The women were taking part in a leadership forum organized as part of the 16 Days of Activism campaign against gender-based violence by the United Nations Mission in South Sudan’s gender unit in Bor, a town in the Jonglei region.

The chairperson of the Jonglei women’s association, Rachel Akuach, was among the 46 participants at the forum which recommended improving educational opportunities for women as the best way to eliminate early and forced marriage.

She said the continuing traditional practice is having a major impact on women’s health and socio-economic development in South Sudan.

Children are often forced into marriage because of poverty with their families relying on the dowry to survive but this posed major risks to the young woman’s health, said Rachel Akuach.

“When she goes on to then give birth, she can die,” she said. “We need to make the community aware of this so that they take their children to school rather than forcing them to marry early.”

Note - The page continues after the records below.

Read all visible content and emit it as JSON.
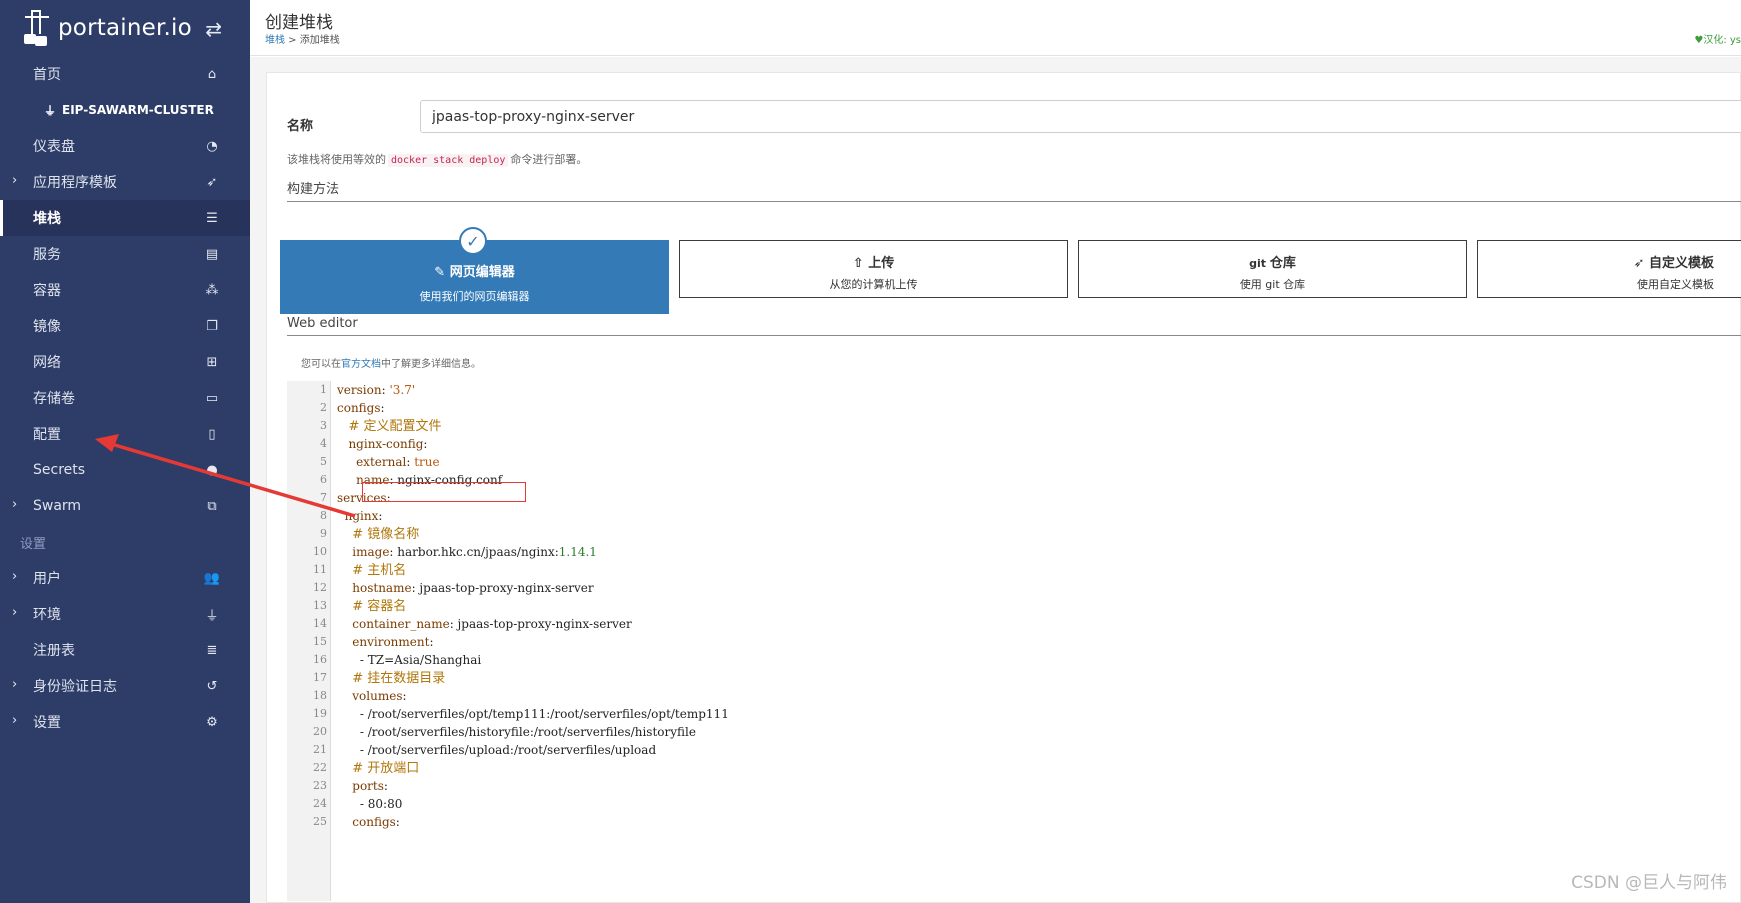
{
  "app": {
    "logo_text": "portainer.io"
  },
  "sidebar": {
    "items": [
      {
        "label": "首页",
        "icon": "home-icon"
      },
      {
        "label": "EIP-SAWARM-CLUSTER",
        "icon": "plug-icon"
      },
      {
        "label": "仪表盘",
        "icon": "tachometer-icon"
      },
      {
        "label": "应用程序模板",
        "icon": "rocket-icon"
      },
      {
        "label": "堆栈",
        "icon": "th-list-icon"
      },
      {
        "label": "服务",
        "icon": "list-alt-icon"
      },
      {
        "label": "容器",
        "icon": "cubes-icon"
      },
      {
        "label": "镜像",
        "icon": "clone-icon"
      },
      {
        "label": "网络",
        "icon": "sitemap-icon"
      },
      {
        "label": "存储卷",
        "icon": "hdd-icon"
      },
      {
        "label": "配置",
        "icon": "file-code-icon"
      },
      {
        "label": "Secrets",
        "icon": "user-secret-icon"
      },
      {
        "label": "Swarm",
        "icon": "object-group-icon"
      },
      {
        "label": "设置",
        "icon": ""
      },
      {
        "label": "用户",
        "icon": "users-icon"
      },
      {
        "label": "环境",
        "icon": "plug-icon"
      },
      {
        "label": "注册表",
        "icon": "database-icon"
      },
      {
        "label": "身份验证日志",
        "icon": "history-icon"
      },
      {
        "label": "设置",
        "icon": "cogs-icon"
      }
    ]
  },
  "header": {
    "title": "创建堆栈",
    "breadcrumb_link": "堆栈",
    "breadcrumb_sep": " > ",
    "breadcrumb_current": "添加堆栈",
    "locale_text": "♥汉化: ys"
  },
  "form": {
    "name_label": "名称",
    "name_value": "jpaas-top-proxy-nginx-server",
    "hint_prefix": "该堆栈将使用等效的",
    "hint_code": "docker stack deploy",
    "hint_suffix": "命令进行部署。",
    "build_method_title": "构建方法",
    "methods": [
      {
        "title": "网页编辑器",
        "subtitle": "使用我们的网页编辑器",
        "icon": "edit-icon",
        "selected": true
      },
      {
        "title": "上传",
        "subtitle": "从您的计算机上传",
        "icon": "upload-icon",
        "selected": false
      },
      {
        "title": "仓库",
        "subtitle": "使用 git 仓库",
        "icon": "git-icon",
        "selected": false
      },
      {
        "title": "自定义模板",
        "subtitle": "使用自定义模板",
        "icon": "rocket-icon",
        "selected": false
      }
    ],
    "web_editor_title": "Web editor",
    "docs_prefix": "您可以在",
    "docs_link": "官方文档",
    "docs_suffix": "中了解更多详细信息。"
  },
  "editor": {
    "lines": [
      "version: '3.7'",
      "configs:",
      "   # 定义配置文件",
      "   nginx-config:",
      "     external: true",
      "     name: nginx-config.conf",
      "services:",
      "  nginx:",
      "    # 镜像名称",
      "    image: harbor.hkc.cn/jpaas/nginx:1.14.1",
      "    # 主机名",
      "    hostname: jpaas-top-proxy-nginx-server",
      "    # 容器名",
      "    container_name: jpaas-top-proxy-nginx-server",
      "    environment:",
      "      - TZ=Asia/Shanghai",
      "    # 挂在数据目录",
      "    volumes:",
      "      - /root/serverfiles/opt/temp111:/root/serverfiles/opt/temp111",
      "      - /root/serverfiles/historyfile:/root/serverfiles/historyfile",
      "      - /root/serverfiles/upload:/root/serverfiles/upload",
      "    # 开放端口",
      "    ports:",
      "      - 80:80",
      "    configs:"
    ]
  },
  "watermark": "CSDN @巨人与阿伟",
  "colors": {
    "sidebar_bg": "#2e3d68",
    "primary": "#337ab7",
    "annotation_red": "#e53935"
  }
}
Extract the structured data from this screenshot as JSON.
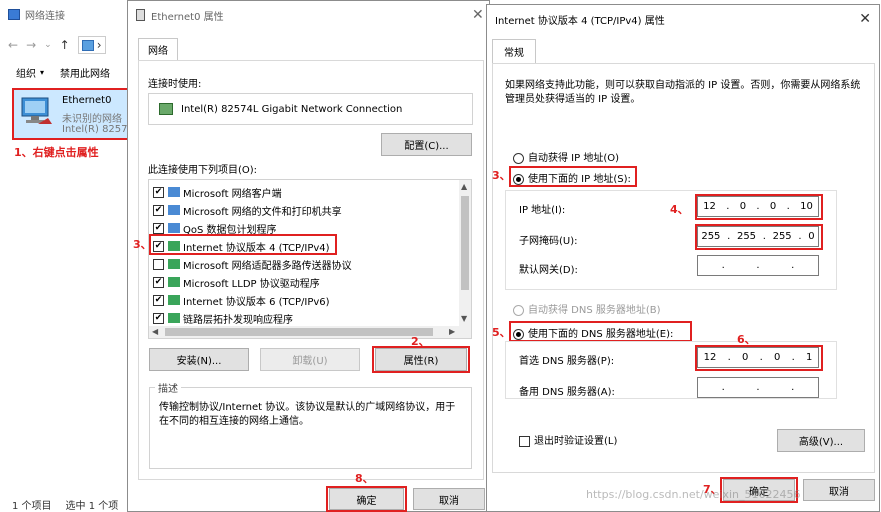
{
  "explorer": {
    "title": "网络连接",
    "nav": [
      "←",
      "→",
      "⌄",
      "↑",
      "›"
    ],
    "toolbar": [
      "组织",
      "▾",
      "禁用此网络"
    ],
    "item": {
      "name": "Ethernet0",
      "status": "未识别的网络",
      "adapter": "Intel(R) 8257"
    },
    "status_left": "1 个项目",
    "status_right": "选中 1 个项"
  },
  "props": {
    "title": "Ethernet0 属性",
    "tab": "网络",
    "connect_label": "连接时使用:",
    "adapter_name": "Intel(R) 82574L Gigabit Network Connection",
    "configure_button": "配置(C)...",
    "items_label": "此连接使用下列项目(O):",
    "items": [
      {
        "label": "Microsoft 网络客户端",
        "checked": "✔"
      },
      {
        "label": "Microsoft 网络的文件和打印机共享",
        "checked": "✔"
      },
      {
        "label": "QoS 数据包计划程序",
        "checked": "✔"
      },
      {
        "label": "Internet 协议版本 4 (TCP/IPv4)",
        "checked": "✔"
      },
      {
        "label": "Microsoft 网络适配器多路传送器协议",
        "checked": ""
      },
      {
        "label": "Microsoft LLDP 协议驱动程序",
        "checked": "✔"
      },
      {
        "label": "Internet 协议版本 6 (TCP/IPv6)",
        "checked": "✔"
      },
      {
        "label": "链路层拓扑发现响应程序",
        "checked": "✔"
      }
    ],
    "install_button": "安装(N)...",
    "uninstall_button": "卸载(U)",
    "properties_button": "属性(R)",
    "description_label": "描述",
    "description_text": "传输控制协议/Internet 协议。该协议是默认的广域网络协议，用于在不同的相互连接的网络上通信。",
    "ok_button": "确定",
    "cancel_button": "取消"
  },
  "ipv4": {
    "title": "Internet 协议版本 4 (TCP/IPv4) 属性",
    "close": "✕",
    "tab": "常规",
    "intro": "如果网络支持此功能，则可以获取自动指派的 IP 设置。否则，你需要从网络系统管理员处获得适当的 IP 设置。",
    "auto_ip": "自动获得 IP 地址(O)",
    "manual_ip": "使用下面的 IP 地址(S):",
    "ip_label": "IP 地址(I):",
    "ip_value": [
      "12",
      "0",
      "0",
      "10"
    ],
    "mask_label": "子网掩码(U):",
    "mask_value": [
      "255",
      "255",
      "255",
      "0"
    ],
    "gateway_label": "默认网关(D):",
    "gateway_value": [
      "",
      "",
      "",
      ""
    ],
    "auto_dns": "自动获得 DNS 服务器地址(B)",
    "manual_dns": "使用下面的 DNS 服务器地址(E):",
    "dns1_label": "首选 DNS 服务器(P):",
    "dns1_value": [
      "12",
      "0",
      "0",
      "1"
    ],
    "dns2_label": "备用 DNS 服务器(A):",
    "dns2_value": [
      "",
      "",
      "",
      ""
    ],
    "validate_label": "退出时验证设置(L)",
    "advanced_button": "高级(V)...",
    "ok_button": "确定",
    "cancel_button": "取消"
  },
  "annotations": {
    "a1": "1、右键点击属性",
    "a2": "2、",
    "a3": "3、",
    "a3b": "3、",
    "a4": "4、",
    "a5": "5、",
    "a6": "6、",
    "a7": "7、",
    "a8": "8、"
  },
  "watermark": "https://blog.csdn.net/weixin_51622456",
  "colors": {
    "annotation": "#e02020",
    "selection": "#cce8ff",
    "button": "#e1e1e1"
  }
}
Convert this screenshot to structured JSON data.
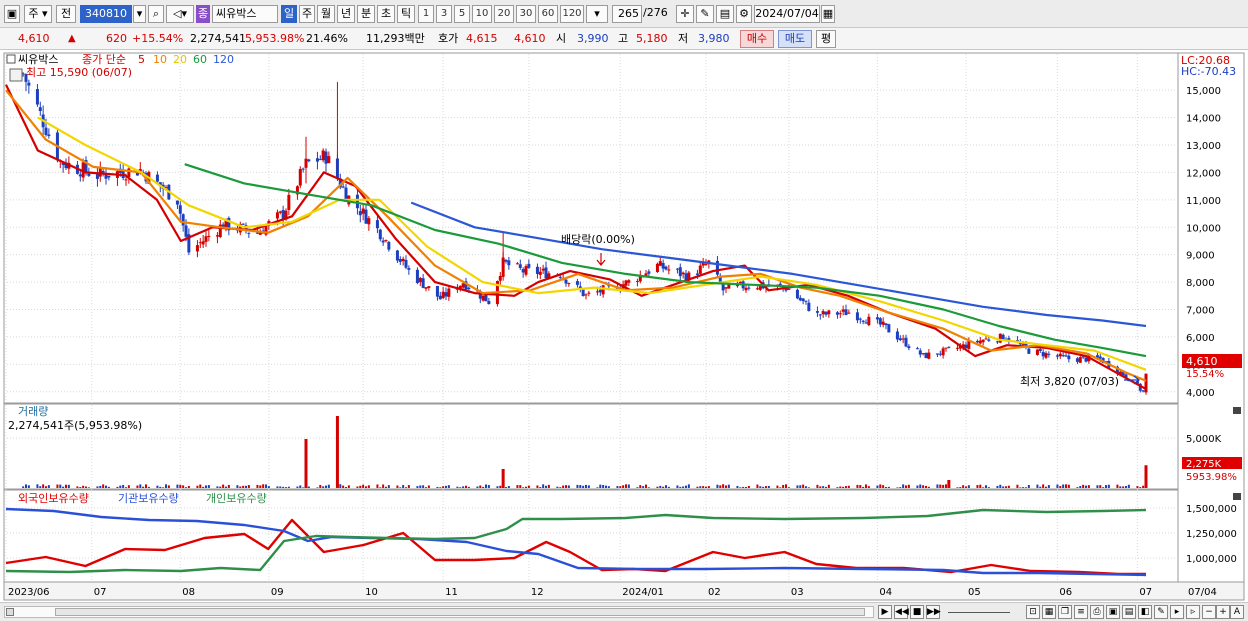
{
  "toolbar": {
    "period_label": "주",
    "market_label": "전",
    "code": "340810",
    "badge": "종",
    "stock_name": "씨유박스",
    "periods": [
      "일",
      "주",
      "월",
      "년",
      "분",
      "초",
      "틱"
    ],
    "active_period": "일",
    "intervals": [
      "1",
      "3",
      "5",
      "10",
      "20",
      "30",
      "60",
      "120"
    ],
    "count": "265",
    "count_total": "/276",
    "date": "2024/07/04"
  },
  "quote": {
    "price": "4,610",
    "arrow": "▲",
    "change": "620",
    "change_pct": "+15.54%",
    "volume": "2,274,541",
    "volume_ratio": "5,953.98%",
    "turnover": "21.46%",
    "amount": "11,293백만",
    "ask_label": "호가",
    "ask": "4,615",
    "bid": "4,610",
    "open_label": "시",
    "open": "3,990",
    "high_label": "고",
    "high": "5,180",
    "low_label": "저",
    "low": "3,980",
    "buy_label": "매수",
    "sell_label": "매도",
    "avg_label": "평"
  },
  "legend": {
    "name": "씨유박스",
    "ma_label": "종가 단순",
    "ma_periods": [
      "5",
      "10",
      "20",
      "60",
      "120"
    ],
    "high_note": "최고 15,590 (06/07)",
    "dividend_note": "배당락(0.00%)",
    "low_note": "최저 3,820 (07/03)",
    "lc": "LC:20.68",
    "hc": "HC:-70.43",
    "price_tag": "4,610",
    "pct_tag": "15.54%"
  },
  "volume_panel": {
    "title": "거래량",
    "value": "2,274,541주(5,953.98%)",
    "tag": "2,275K",
    "tag_pct": "5953.98%"
  },
  "holdings_panel": {
    "legend": [
      "외국인보유수량",
      "기관보유수량",
      "개인보유수량"
    ]
  },
  "colors": {
    "up": "#d40000",
    "down": "#1c3fbf",
    "ma5": "#d40000",
    "ma10": "#f08000",
    "ma20": "#f2d600",
    "ma60": "#1b9a3a",
    "ma120": "#2b57d6",
    "foreign": "#e00000",
    "institution": "#2b50d8",
    "individual": "#2f8f4a"
  },
  "chart_data": {
    "type": "candlestick",
    "title": "씨유박스 (340810)",
    "x_labels": [
      "2023/06",
      "07",
      "08",
      "09",
      "10",
      "11",
      "12",
      "2024/01",
      "02",
      "03",
      "04",
      "05",
      "06",
      "07",
      "07/04"
    ],
    "price_axis": {
      "ticks": [
        15000,
        14000,
        13000,
        12000,
        11000,
        10000,
        9000,
        8000,
        7000,
        6000,
        5000,
        4000
      ],
      "ylim": [
        3700,
        16100
      ]
    },
    "close_path": [
      [
        "2023-06-07",
        15590
      ],
      [
        "2023-06-20",
        12400
      ],
      [
        "2023-07-03",
        11900
      ],
      [
        "2023-07-18",
        12100
      ],
      [
        "2023-07-31",
        11000
      ],
      [
        "2023-08-04",
        9100
      ],
      [
        "2023-08-16",
        10100
      ],
      [
        "2023-08-28",
        9800
      ],
      [
        "2023-09-06",
        10500
      ],
      [
        "2023-09-14",
        12300
      ],
      [
        "2023-09-21",
        12600
      ],
      [
        "2023-09-28",
        11200
      ],
      [
        "2023-10-10",
        9800
      ],
      [
        "2023-10-20",
        8400
      ],
      [
        "2023-10-31",
        7400
      ],
      [
        "2023-11-08",
        8000
      ],
      [
        "2023-11-17",
        7300
      ],
      [
        "2023-11-22",
        8700
      ],
      [
        "2023-11-29",
        8400
      ],
      [
        "2023-12-12",
        8300
      ],
      [
        "2023-12-21",
        7500
      ],
      [
        "2024-01-05",
        8000
      ],
      [
        "2024-01-15",
        8600
      ],
      [
        "2024-01-26",
        8200
      ],
      [
        "2024-02-02",
        8700
      ],
      [
        "2024-02-07",
        7700
      ],
      [
        "2024-02-16",
        7900
      ],
      [
        "2024-02-29",
        7800
      ],
      [
        "2024-03-11",
        6800
      ],
      [
        "2024-03-22",
        6900
      ],
      [
        "2024-04-03",
        6400
      ],
      [
        "2024-04-17",
        5300
      ],
      [
        "2024-04-26",
        5500
      ],
      [
        "2024-05-08",
        5900
      ],
      [
        "2024-05-16",
        6000
      ],
      [
        "2024-05-24",
        5500
      ],
      [
        "2024-06-07",
        5200
      ],
      [
        "2024-06-18",
        5200
      ],
      [
        "2024-06-28",
        4500
      ],
      [
        "2024-07-03",
        3990
      ],
      [
        "2024-07-04",
        4610
      ]
    ],
    "series": [
      {
        "name": "5",
        "values": [
          [
            0,
            15200
          ],
          [
            8,
            12800
          ],
          [
            20,
            12000
          ],
          [
            30,
            11900
          ],
          [
            38,
            11000
          ],
          [
            44,
            9500
          ],
          [
            52,
            10000
          ],
          [
            62,
            9900
          ],
          [
            72,
            10400
          ],
          [
            80,
            12000
          ],
          [
            88,
            11500
          ],
          [
            98,
            9600
          ],
          [
            108,
            8000
          ],
          [
            118,
            7600
          ],
          [
            128,
            7500
          ],
          [
            134,
            8000
          ],
          [
            142,
            8400
          ],
          [
            152,
            8100
          ],
          [
            160,
            7500
          ],
          [
            170,
            8000
          ],
          [
            178,
            8400
          ],
          [
            186,
            8600
          ],
          [
            192,
            7700
          ],
          [
            202,
            7900
          ],
          [
            212,
            7500
          ],
          [
            222,
            6900
          ],
          [
            234,
            6300
          ],
          [
            244,
            5300
          ],
          [
            252,
            5700
          ],
          [
            262,
            5600
          ],
          [
            272,
            5300
          ],
          [
            282,
            4500
          ],
          [
            287,
            4100
          ]
        ]
      },
      {
        "name": "10",
        "values": [
          [
            0,
            15000
          ],
          [
            10,
            13200
          ],
          [
            22,
            12200
          ],
          [
            34,
            12000
          ],
          [
            44,
            10200
          ],
          [
            54,
            10000
          ],
          [
            66,
            9800
          ],
          [
            76,
            10400
          ],
          [
            86,
            11800
          ],
          [
            96,
            10400
          ],
          [
            108,
            8600
          ],
          [
            120,
            7600
          ],
          [
            132,
            7700
          ],
          [
            144,
            8300
          ],
          [
            156,
            7700
          ],
          [
            168,
            7800
          ],
          [
            180,
            8200
          ],
          [
            190,
            8300
          ],
          [
            200,
            7800
          ],
          [
            210,
            7500
          ],
          [
            222,
            6900
          ],
          [
            236,
            6300
          ],
          [
            248,
            5500
          ],
          [
            260,
            5700
          ],
          [
            272,
            5400
          ],
          [
            282,
            4700
          ],
          [
            287,
            4400
          ]
        ]
      },
      {
        "name": "20",
        "values": [
          [
            8,
            14000
          ],
          [
            20,
            13000
          ],
          [
            34,
            12000
          ],
          [
            46,
            10800
          ],
          [
            60,
            10000
          ],
          [
            72,
            10200
          ],
          [
            84,
            11000
          ],
          [
            94,
            11000
          ],
          [
            106,
            9300
          ],
          [
            120,
            8000
          ],
          [
            134,
            7600
          ],
          [
            148,
            7800
          ],
          [
            162,
            7600
          ],
          [
            176,
            7900
          ],
          [
            190,
            8200
          ],
          [
            204,
            7900
          ],
          [
            220,
            7300
          ],
          [
            236,
            6600
          ],
          [
            250,
            5900
          ],
          [
            262,
            5700
          ],
          [
            274,
            5500
          ],
          [
            287,
            4800
          ]
        ]
      },
      {
        "name": "60",
        "values": [
          [
            45,
            12300
          ],
          [
            60,
            11600
          ],
          [
            76,
            11200
          ],
          [
            92,
            10800
          ],
          [
            108,
            9900
          ],
          [
            124,
            9400
          ],
          [
            140,
            8700
          ],
          [
            156,
            8300
          ],
          [
            172,
            8000
          ],
          [
            188,
            7900
          ],
          [
            204,
            7800
          ],
          [
            220,
            7500
          ],
          [
            236,
            7000
          ],
          [
            250,
            6400
          ],
          [
            264,
            5900
          ],
          [
            276,
            5600
          ],
          [
            287,
            5300
          ]
        ]
      },
      {
        "name": "120",
        "values": [
          [
            102,
            10900
          ],
          [
            118,
            10000
          ],
          [
            134,
            9600
          ],
          [
            150,
            9200
          ],
          [
            166,
            8900
          ],
          [
            182,
            8600
          ],
          [
            198,
            8300
          ],
          [
            214,
            7900
          ],
          [
            230,
            7500
          ],
          [
            246,
            7100
          ],
          [
            262,
            6800
          ],
          [
            276,
            6600
          ],
          [
            287,
            6400
          ]
        ]
      }
    ],
    "volume_axis": {
      "ticks": [
        "5,000K"
      ],
      "spikes": [
        [
          "2023-09-14",
          4900000
        ],
        [
          "2023-09-25",
          7200000
        ],
        [
          "2023-11-22",
          1900000
        ],
        [
          "2024-04-26",
          800000
        ],
        [
          "2024-07-04",
          2275000
        ]
      ]
    },
    "holdings_axis": {
      "ticks": [
        "1,500,000",
        "1,250,000",
        "1,000,000"
      ]
    },
    "holdings_series": [
      {
        "name": "외국인보유수량",
        "values": [
          [
            0,
            950000
          ],
          [
            10,
            1010000
          ],
          [
            20,
            920000
          ],
          [
            30,
            1090000
          ],
          [
            40,
            1080000
          ],
          [
            50,
            1200000
          ],
          [
            60,
            1240000
          ],
          [
            66,
            1090000
          ],
          [
            72,
            1380000
          ],
          [
            80,
            1060000
          ],
          [
            90,
            1130000
          ],
          [
            100,
            1250000
          ],
          [
            108,
            980000
          ],
          [
            118,
            980000
          ],
          [
            128,
            1000000
          ],
          [
            136,
            1160000
          ],
          [
            142,
            1060000
          ],
          [
            150,
            880000
          ],
          [
            158,
            890000
          ],
          [
            166,
            870000
          ],
          [
            178,
            1060000
          ],
          [
            186,
            1000000
          ],
          [
            196,
            1060000
          ],
          [
            204,
            940000
          ],
          [
            214,
            900000
          ],
          [
            226,
            900000
          ],
          [
            238,
            860000
          ],
          [
            248,
            930000
          ],
          [
            258,
            870000
          ],
          [
            270,
            860000
          ],
          [
            280,
            840000
          ],
          [
            287,
            840000
          ]
        ]
      },
      {
        "name": "기관보유수량",
        "values": [
          [
            0,
            1490000
          ],
          [
            12,
            1470000
          ],
          [
            24,
            1410000
          ],
          [
            36,
            1380000
          ],
          [
            48,
            1370000
          ],
          [
            60,
            1330000
          ],
          [
            70,
            1270000
          ],
          [
            76,
            1170000
          ],
          [
            82,
            1210000
          ],
          [
            92,
            1200000
          ],
          [
            104,
            1190000
          ],
          [
            116,
            1160000
          ],
          [
            126,
            1070000
          ],
          [
            134,
            1040000
          ],
          [
            144,
            900000
          ],
          [
            160,
            890000
          ],
          [
            176,
            890000
          ],
          [
            196,
            900000
          ],
          [
            216,
            890000
          ],
          [
            236,
            880000
          ],
          [
            246,
            850000
          ],
          [
            260,
            850000
          ],
          [
            274,
            840000
          ],
          [
            287,
            830000
          ]
        ]
      },
      {
        "name": "개인보유수량",
        "values": [
          [
            0,
            870000
          ],
          [
            16,
            860000
          ],
          [
            30,
            880000
          ],
          [
            44,
            870000
          ],
          [
            54,
            900000
          ],
          [
            64,
            880000
          ],
          [
            70,
            1170000
          ],
          [
            78,
            1220000
          ],
          [
            86,
            1210000
          ],
          [
            96,
            1200000
          ],
          [
            108,
            1190000
          ],
          [
            118,
            1200000
          ],
          [
            126,
            1290000
          ],
          [
            130,
            1390000
          ],
          [
            140,
            1390000
          ],
          [
            156,
            1400000
          ],
          [
            166,
            1430000
          ],
          [
            178,
            1400000
          ],
          [
            196,
            1390000
          ],
          [
            216,
            1400000
          ],
          [
            232,
            1420000
          ],
          [
            246,
            1480000
          ],
          [
            262,
            1460000
          ],
          [
            276,
            1470000
          ],
          [
            287,
            1480000
          ]
        ]
      }
    ]
  }
}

The decades-long war for liberation in South Sudan resulted in many woman becoming displaced or ending up as refugees, which denied them access to education and left many illiterate. South Sudan winning independence in 2011 sparked hope of accelerated learning programs, but the eruption of civil war two years later has again taken a huge toll on women.

Student, Agak Eli Ayom, said marriage should be a consultative process carried out at the legal age rather than forced on young girls who often face the risk of domestic violence.

“Early marriage in our community is not good as a girl child. It can be difficult if you want to take responsibilities at home simply because you had not prepared very well to become a mother,” she said.

”To be protected, I must be taken to school as a girl child. By the time I finish my education, I have to tell my parents that I want to get married at the age of 30 years when I am well prepared to be a mother.”

While legislation stipulates 18 as the legal age of marriage in South Sudan, it is not often enforced and traditional laws and practices are preferred where parents or other relatives make the decision to marry on behalf of both prospective spouses.  This is considered a violation of human rights and in breach of the Universal Declaration of Human Rights, the Convention on the Elimination of Discrimination against Women (CEDAW) and the Transitional Constitution of the Republic of South Sudan.

The leadership dialogue forum in Bor was designed to encourage community stakeholders to eliminate early and forced marriage despite traditional practices.

UNMISS Gender Affairs Officer in Jonglei, Suzan Sesay, said the Mission would continue to work with local authorities and the communities to harmonize the laws for a better society.

“You and I know that culture is society’s construction of what should be done and how things should be carried out. So it is the people that constructed these structures and systems, it is also the people who should work together in order to modify those systems, practices and beliefs for the benefit of men, women, boys and girls,” she said.